◆ TASK DESCRIPTION: Could you please retype all of the data below exactly?

Dataset rows describing interfaces:
☆ ☆ ☆ ☆ ☆ ☆ ☆

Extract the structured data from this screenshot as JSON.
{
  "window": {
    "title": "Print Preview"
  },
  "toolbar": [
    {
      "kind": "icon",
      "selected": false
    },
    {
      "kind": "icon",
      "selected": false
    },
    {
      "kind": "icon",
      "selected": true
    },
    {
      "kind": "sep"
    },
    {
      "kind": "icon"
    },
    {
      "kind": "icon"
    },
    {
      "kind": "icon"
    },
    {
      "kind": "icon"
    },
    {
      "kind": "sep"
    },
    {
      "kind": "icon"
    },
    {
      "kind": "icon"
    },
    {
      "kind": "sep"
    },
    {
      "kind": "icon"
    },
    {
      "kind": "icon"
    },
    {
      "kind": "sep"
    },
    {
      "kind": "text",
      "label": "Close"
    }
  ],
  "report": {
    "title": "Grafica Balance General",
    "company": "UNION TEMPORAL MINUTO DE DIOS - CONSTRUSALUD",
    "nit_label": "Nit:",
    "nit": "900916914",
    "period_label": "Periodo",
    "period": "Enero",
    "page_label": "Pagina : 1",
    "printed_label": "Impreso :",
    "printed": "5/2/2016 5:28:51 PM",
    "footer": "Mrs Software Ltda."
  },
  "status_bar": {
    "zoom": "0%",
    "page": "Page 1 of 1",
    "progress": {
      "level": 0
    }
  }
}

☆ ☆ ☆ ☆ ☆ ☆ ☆

◆ SOLUTION TO THE PROBLEM:
Extract the structured data from this screenshot as JSON.
{
  "window": {
    "title": "Print Preview"
  },
  "toolbar": [
    {
      "kind": "icon",
      "selected": false
    },
    {
      "kind": "icon",
      "selected": false
    },
    {
      "kind": "icon",
      "selected": true
    },
    {
      "kind": "sep"
    },
    {
      "kind": "icon"
    },
    {
      "kind": "icon"
    },
    {
      "kind": "icon"
    },
    {
      "kind": "icon"
    },
    {
      "kind": "sep"
    },
    {
      "kind": "icon"
    },
    {
      "kind": "icon"
    },
    {
      "kind": "sep"
    },
    {
      "kind": "icon"
    },
    {
      "kind": "icon"
    },
    {
      "kind": "sep"
    },
    {
      "kind": "text",
      "label": "Close"
    }
  ],
  "report": {
    "title": "Grafica Balance General",
    "company": "UNION TEMPORAL MINUTO DE DIOS - CONSTRUSALUD",
    "nit_label": "Nit:",
    "nit": "900916914",
    "period_label": "Periodo",
    "period": "Enero",
    "page_label": "Pagina : 1",
    "printed_label": "Impreso :",
    "printed": "5/2/2016 5:28:51 PM",
    "footer": "Mrs Software Ltda."
  },
  "status_bar": {
    "zoom": "0%",
    "page": "Page 1 of 1",
    "progress": {
      "level": 0
    }
  }
}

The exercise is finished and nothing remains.